Problem details: Set down every record below exactly as it appears, but without the pictures.

(Data under study Opens)

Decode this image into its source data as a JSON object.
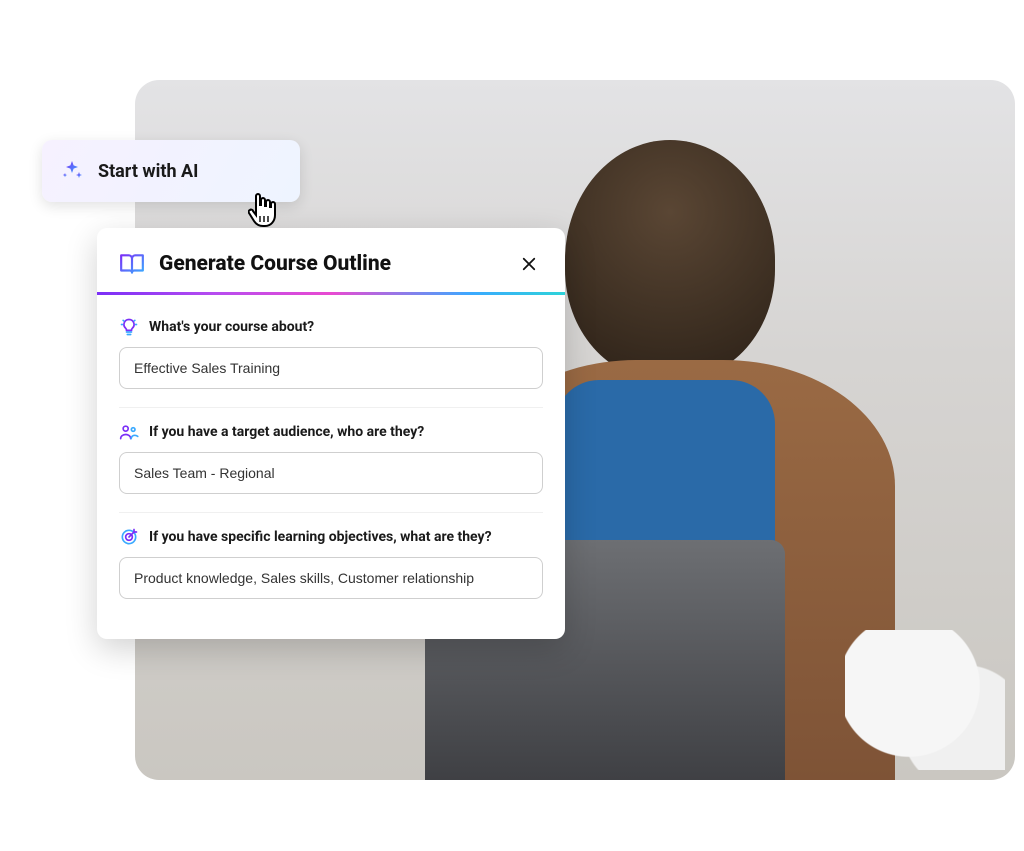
{
  "start_button": {
    "label": "Start with AI",
    "icon": "sparkle-icon"
  },
  "modal": {
    "title": "Generate Course Outline",
    "header_icon": "book-open-icon",
    "close_icon": "close-icon",
    "fields": [
      {
        "icon": "lightbulb-icon",
        "label": "What's your course about?",
        "value": "Effective Sales Training"
      },
      {
        "icon": "people-icon",
        "label": "If you have a target audience, who are they?",
        "value": "Sales Team - Regional"
      },
      {
        "icon": "target-icon",
        "label": "If you have specific learning objectives, what are they?",
        "value": "Product knowledge, Sales skills, Customer relationship"
      }
    ]
  },
  "colors": {
    "gradient_start": "#7b2ff7",
    "gradient_end": "#2ed3d9",
    "accent_purple": "#6b3df5",
    "accent_blue": "#2a8bff"
  }
}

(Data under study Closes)

Answer:
Decode this image into its source data as a JSON object.
{
  "start_button": {
    "label": "Start with AI",
    "icon": "sparkle-icon"
  },
  "modal": {
    "title": "Generate Course Outline",
    "header_icon": "book-open-icon",
    "close_icon": "close-icon",
    "fields": [
      {
        "icon": "lightbulb-icon",
        "label": "What's your course about?",
        "value": "Effective Sales Training"
      },
      {
        "icon": "people-icon",
        "label": "If you have a target audience, who are they?",
        "value": "Sales Team - Regional"
      },
      {
        "icon": "target-icon",
        "label": "If you have specific learning objectives, what are they?",
        "value": "Product knowledge, Sales skills, Customer relationship"
      }
    ]
  },
  "colors": {
    "gradient_start": "#7b2ff7",
    "gradient_end": "#2ed3d9",
    "accent_purple": "#6b3df5",
    "accent_blue": "#2a8bff"
  }
}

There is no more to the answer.